To combat that, The Sunday Times claims the firm is cutting back heavily on non-essential spending for the immediate future – but a spokesperson said the firm remained committed to eventually launching a new version of its range-topping model.

In a statement issued to Autocar, Jaguar said: “The Jaguar XJ has been our flagship model for 50 years. Over eight generations of production, it has been designed, engineered and manufactured in the UK and exported to more than 120 countries.  The next-generation all-electric Jaguar XJ builds on the characteristics synonymous with its predecessors – beautiful design, intelligent performance and revered luxury. Our engineers continue to work on the next-generation all-electric Jaguar XJ.

“We remain committed to our long-term strategy and our product portfolio remains the same, but the unprecedented situation will inevitably have an impact on our immediate plans.”

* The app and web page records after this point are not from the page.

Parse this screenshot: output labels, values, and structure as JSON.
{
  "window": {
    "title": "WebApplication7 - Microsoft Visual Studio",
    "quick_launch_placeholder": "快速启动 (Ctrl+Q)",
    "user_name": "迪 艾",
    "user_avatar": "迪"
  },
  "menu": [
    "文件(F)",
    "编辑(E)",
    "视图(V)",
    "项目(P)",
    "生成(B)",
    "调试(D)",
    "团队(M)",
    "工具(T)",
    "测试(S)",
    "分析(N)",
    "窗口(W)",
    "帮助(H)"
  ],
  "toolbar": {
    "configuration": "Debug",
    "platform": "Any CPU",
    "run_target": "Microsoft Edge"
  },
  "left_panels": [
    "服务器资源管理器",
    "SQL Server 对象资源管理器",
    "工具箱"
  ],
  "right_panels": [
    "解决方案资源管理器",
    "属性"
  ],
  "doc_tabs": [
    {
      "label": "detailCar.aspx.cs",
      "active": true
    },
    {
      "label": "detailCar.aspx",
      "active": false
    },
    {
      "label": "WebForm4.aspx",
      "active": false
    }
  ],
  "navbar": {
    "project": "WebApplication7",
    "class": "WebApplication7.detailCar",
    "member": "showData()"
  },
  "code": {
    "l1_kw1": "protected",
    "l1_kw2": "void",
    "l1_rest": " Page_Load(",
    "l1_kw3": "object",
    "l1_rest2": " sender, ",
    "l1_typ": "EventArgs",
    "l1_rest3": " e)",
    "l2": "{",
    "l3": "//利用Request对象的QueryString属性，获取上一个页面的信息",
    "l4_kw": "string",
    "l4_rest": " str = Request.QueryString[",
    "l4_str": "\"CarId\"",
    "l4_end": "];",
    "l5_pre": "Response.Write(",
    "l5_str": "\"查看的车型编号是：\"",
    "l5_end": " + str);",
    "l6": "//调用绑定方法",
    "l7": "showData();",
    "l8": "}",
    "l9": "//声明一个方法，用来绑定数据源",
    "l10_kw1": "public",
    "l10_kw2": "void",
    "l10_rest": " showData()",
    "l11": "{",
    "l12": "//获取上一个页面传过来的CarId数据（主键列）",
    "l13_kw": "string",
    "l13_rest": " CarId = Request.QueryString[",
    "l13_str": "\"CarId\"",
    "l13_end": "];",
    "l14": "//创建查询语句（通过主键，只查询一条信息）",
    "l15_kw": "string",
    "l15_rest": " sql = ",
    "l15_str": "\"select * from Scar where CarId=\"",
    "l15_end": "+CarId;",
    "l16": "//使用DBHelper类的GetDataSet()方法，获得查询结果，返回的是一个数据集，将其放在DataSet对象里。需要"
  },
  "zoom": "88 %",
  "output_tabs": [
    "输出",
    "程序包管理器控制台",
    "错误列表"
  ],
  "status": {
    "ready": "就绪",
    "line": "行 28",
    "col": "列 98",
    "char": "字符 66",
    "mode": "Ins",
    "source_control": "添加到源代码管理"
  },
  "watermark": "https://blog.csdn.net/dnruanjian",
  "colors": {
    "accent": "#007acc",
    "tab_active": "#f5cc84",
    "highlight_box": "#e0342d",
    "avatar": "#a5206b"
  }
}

The paper also claims that Jaguar Land Rover bosses are still hoping to convince UK government ministers to launch a scrappage scheme to boost sales of new cars.